Set the listing down once more, exactly as given.
++++++++++++++++++++
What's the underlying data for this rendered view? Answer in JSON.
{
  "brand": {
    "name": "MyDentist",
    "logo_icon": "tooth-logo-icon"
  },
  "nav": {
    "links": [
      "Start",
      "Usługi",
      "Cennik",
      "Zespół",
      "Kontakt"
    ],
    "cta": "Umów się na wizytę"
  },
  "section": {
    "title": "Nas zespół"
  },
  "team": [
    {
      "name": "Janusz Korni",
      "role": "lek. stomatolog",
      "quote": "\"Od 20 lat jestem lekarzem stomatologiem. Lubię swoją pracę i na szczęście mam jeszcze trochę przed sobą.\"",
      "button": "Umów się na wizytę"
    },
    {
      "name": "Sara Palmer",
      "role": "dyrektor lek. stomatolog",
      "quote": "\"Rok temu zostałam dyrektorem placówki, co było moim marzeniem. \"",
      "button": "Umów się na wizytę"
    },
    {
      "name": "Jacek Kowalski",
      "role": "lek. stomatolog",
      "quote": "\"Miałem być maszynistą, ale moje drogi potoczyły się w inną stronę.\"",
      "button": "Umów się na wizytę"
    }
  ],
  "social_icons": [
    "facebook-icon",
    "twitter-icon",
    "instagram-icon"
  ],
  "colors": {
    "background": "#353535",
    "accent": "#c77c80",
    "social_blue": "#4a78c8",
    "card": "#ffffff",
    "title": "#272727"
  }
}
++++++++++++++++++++
YOUR RESPONSE:
What's the underlying data for this rendered view? Answer in JSON.
{
  "brand": {
    "name": "MyDentist",
    "logo_icon": "tooth-logo-icon"
  },
  "nav": {
    "links": [
      "Start",
      "Usługi",
      "Cennik",
      "Zespół",
      "Kontakt"
    ],
    "cta": "Umów się na wizytę"
  },
  "section": {
    "title": "Nas zespół"
  },
  "team": [
    {
      "name": "Janusz Korni",
      "role": "lek. stomatolog",
      "quote": "\"Od 20 lat jestem lekarzem stomatologiem. Lubię swoją pracę i na szczęście mam jeszcze trochę przed sobą.\"",
      "button": "Umów się na wizytę"
    },
    {
      "name": "Sara Palmer",
      "role": "dyrektor lek. stomatolog",
      "quote": "\"Rok temu zostałam dyrektorem placówki, co było moim marzeniem. \"",
      "button": "Umów się na wizytę"
    },
    {
      "name": "Jacek Kowalski",
      "role": "lek. stomatolog",
      "quote": "\"Miałem być maszynistą, ale moje drogi potoczyły się w inną stronę.\"",
      "button": "Umów się na wizytę"
    }
  ],
  "social_icons": [
    "facebook-icon",
    "twitter-icon",
    "instagram-icon"
  ],
  "colors": {
    "background": "#353535",
    "accent": "#c77c80",
    "social_blue": "#4a78c8",
    "card": "#ffffff",
    "title": "#272727"
  }
}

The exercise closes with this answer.